Dataset.
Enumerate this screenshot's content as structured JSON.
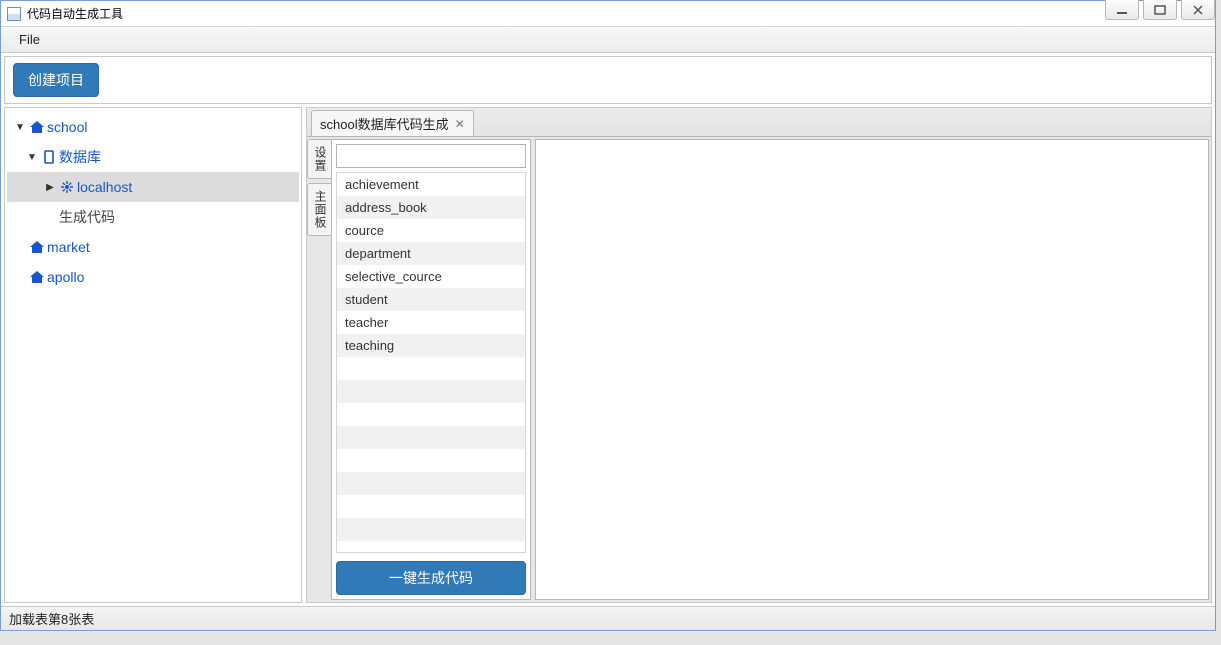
{
  "window": {
    "title": "代码自动生成工具"
  },
  "menu": {
    "file": "File"
  },
  "toolbar": {
    "create_project": "创建项目"
  },
  "tree": {
    "items": [
      {
        "label": "school",
        "type": "home",
        "level": 0,
        "expander": "▼",
        "blue": true
      },
      {
        "label": "数据库",
        "type": "db",
        "level": 1,
        "expander": "▼",
        "blue": true
      },
      {
        "label": "localhost",
        "type": "conn",
        "level": 2,
        "expander": "▶",
        "blue": true,
        "selected": true
      },
      {
        "label": "生成代码",
        "type": "none",
        "level": 1,
        "expander": "",
        "blue": false
      },
      {
        "label": "market",
        "type": "home",
        "level": 0,
        "expander": "",
        "blue": true
      },
      {
        "label": "apollo",
        "type": "home",
        "level": 0,
        "expander": "",
        "blue": true
      }
    ]
  },
  "tab": {
    "label": "school数据库代码生成"
  },
  "vtabs": {
    "settings": "设置",
    "main_panel": "主面板"
  },
  "tables": [
    "achievement",
    "address_book",
    "cource",
    "department",
    "selective_cource",
    "student",
    "teacher",
    "teaching"
  ],
  "buttons": {
    "generate": "一键生成代码"
  },
  "status": {
    "text": "加载表第8张表"
  }
}
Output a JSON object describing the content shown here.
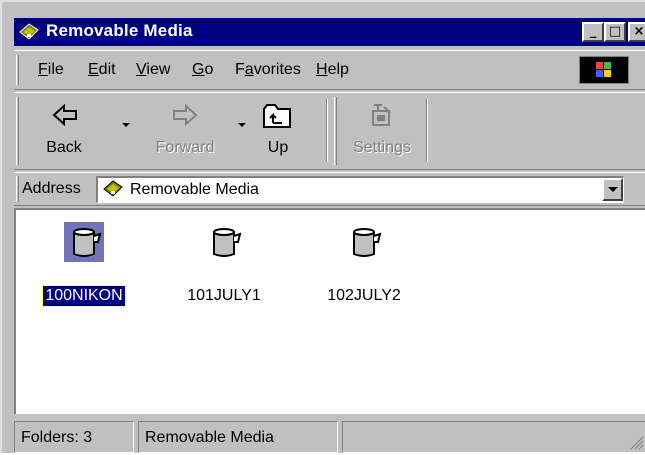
{
  "window": {
    "title": "Removable Media",
    "title_icon": "removable-drive-icon",
    "controls": {
      "minimize": "_",
      "maximize": "□",
      "close": "×"
    }
  },
  "menu": {
    "items": [
      {
        "label": "File",
        "accel": "F"
      },
      {
        "label": "Edit",
        "accel": "E"
      },
      {
        "label": "View",
        "accel": "V"
      },
      {
        "label": "Go",
        "accel": "G"
      },
      {
        "label": "Favorites",
        "accel": "a"
      },
      {
        "label": "Help",
        "accel": "H"
      }
    ],
    "logo": "windows-logo-icon"
  },
  "toolbar": {
    "back": {
      "label": "Back",
      "icon": "back-arrow-icon"
    },
    "forward": {
      "label": "Forward",
      "icon": "forward-arrow-icon"
    },
    "up": {
      "label": "Up",
      "icon": "up-folder-icon"
    },
    "settings": {
      "label": "Settings",
      "icon": "settings-icon"
    }
  },
  "address": {
    "label": "Address",
    "value": "Removable Media",
    "icon": "removable-drive-icon"
  },
  "folders": [
    {
      "name": "100NIKON",
      "selected": true,
      "icon": "camera-folder-icon"
    },
    {
      "name": "101JULY1",
      "selected": false,
      "icon": "camera-folder-icon"
    },
    {
      "name": "102JULY2",
      "selected": false,
      "icon": "camera-folder-icon"
    }
  ],
  "status": {
    "count": "Folders: 3",
    "location": "Removable Media"
  },
  "colors": {
    "titlebar": "#000080",
    "face": "#c0c0c0",
    "selection": "#000080"
  }
}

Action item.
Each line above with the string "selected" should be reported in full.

Exercise solution.
        "selected": true
      "selected": true,
      "selected": false,
      "selected": false,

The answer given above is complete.